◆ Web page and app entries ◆

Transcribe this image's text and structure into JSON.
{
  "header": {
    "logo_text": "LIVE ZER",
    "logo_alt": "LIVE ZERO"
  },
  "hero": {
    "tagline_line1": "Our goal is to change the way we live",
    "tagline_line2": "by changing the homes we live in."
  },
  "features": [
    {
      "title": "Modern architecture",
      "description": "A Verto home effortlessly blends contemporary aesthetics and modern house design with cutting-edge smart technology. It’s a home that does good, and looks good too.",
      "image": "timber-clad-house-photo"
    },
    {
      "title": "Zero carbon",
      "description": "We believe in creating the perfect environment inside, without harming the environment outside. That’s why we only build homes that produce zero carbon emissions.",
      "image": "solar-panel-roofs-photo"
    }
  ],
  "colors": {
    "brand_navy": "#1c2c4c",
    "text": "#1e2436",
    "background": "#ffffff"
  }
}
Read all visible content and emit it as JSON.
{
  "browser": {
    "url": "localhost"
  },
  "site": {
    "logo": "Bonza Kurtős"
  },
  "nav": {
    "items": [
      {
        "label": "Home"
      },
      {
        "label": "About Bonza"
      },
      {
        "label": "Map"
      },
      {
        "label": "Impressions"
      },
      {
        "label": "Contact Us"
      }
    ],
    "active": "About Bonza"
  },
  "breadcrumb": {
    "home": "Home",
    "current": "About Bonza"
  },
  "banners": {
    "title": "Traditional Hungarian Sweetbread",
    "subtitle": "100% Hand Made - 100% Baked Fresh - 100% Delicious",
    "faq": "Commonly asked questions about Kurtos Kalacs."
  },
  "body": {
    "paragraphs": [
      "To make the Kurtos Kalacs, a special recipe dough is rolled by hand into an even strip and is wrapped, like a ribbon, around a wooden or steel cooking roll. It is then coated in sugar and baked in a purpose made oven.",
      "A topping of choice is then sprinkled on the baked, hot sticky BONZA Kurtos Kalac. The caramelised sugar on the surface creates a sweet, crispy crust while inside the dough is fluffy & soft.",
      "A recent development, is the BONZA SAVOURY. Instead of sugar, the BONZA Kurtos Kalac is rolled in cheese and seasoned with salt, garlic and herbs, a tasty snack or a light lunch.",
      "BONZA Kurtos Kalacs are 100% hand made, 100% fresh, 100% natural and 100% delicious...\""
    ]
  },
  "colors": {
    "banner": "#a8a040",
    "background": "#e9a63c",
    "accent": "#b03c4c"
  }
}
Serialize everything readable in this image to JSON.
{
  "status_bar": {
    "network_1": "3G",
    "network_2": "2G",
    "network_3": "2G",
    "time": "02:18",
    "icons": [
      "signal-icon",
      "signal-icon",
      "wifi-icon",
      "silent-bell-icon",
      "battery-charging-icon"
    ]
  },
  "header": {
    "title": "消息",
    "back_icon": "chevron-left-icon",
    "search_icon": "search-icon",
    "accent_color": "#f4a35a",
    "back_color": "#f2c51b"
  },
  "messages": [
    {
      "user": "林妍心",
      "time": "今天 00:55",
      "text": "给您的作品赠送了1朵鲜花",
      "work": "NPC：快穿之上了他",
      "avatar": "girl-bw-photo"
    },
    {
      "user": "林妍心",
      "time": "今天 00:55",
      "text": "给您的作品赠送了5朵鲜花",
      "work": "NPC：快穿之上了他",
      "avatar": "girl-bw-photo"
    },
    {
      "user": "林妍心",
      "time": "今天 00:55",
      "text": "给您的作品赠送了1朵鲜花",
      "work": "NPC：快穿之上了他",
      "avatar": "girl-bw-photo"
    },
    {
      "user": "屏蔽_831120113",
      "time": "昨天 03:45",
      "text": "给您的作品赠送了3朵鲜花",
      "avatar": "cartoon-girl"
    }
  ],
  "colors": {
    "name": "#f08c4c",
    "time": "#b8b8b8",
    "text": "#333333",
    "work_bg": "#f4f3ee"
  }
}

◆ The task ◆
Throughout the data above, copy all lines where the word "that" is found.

◆ Final answer ◆
      "description": "A Verto home effortlessly blends contemporary aesthetics and modern house design with cutting-edge smart technology. It’s a home that does good, and looks good too.",
      "description": "We believe in creating the perfect environment inside, without harming the environment outside. That’s why we only build homes that produce zero carbon emissions.",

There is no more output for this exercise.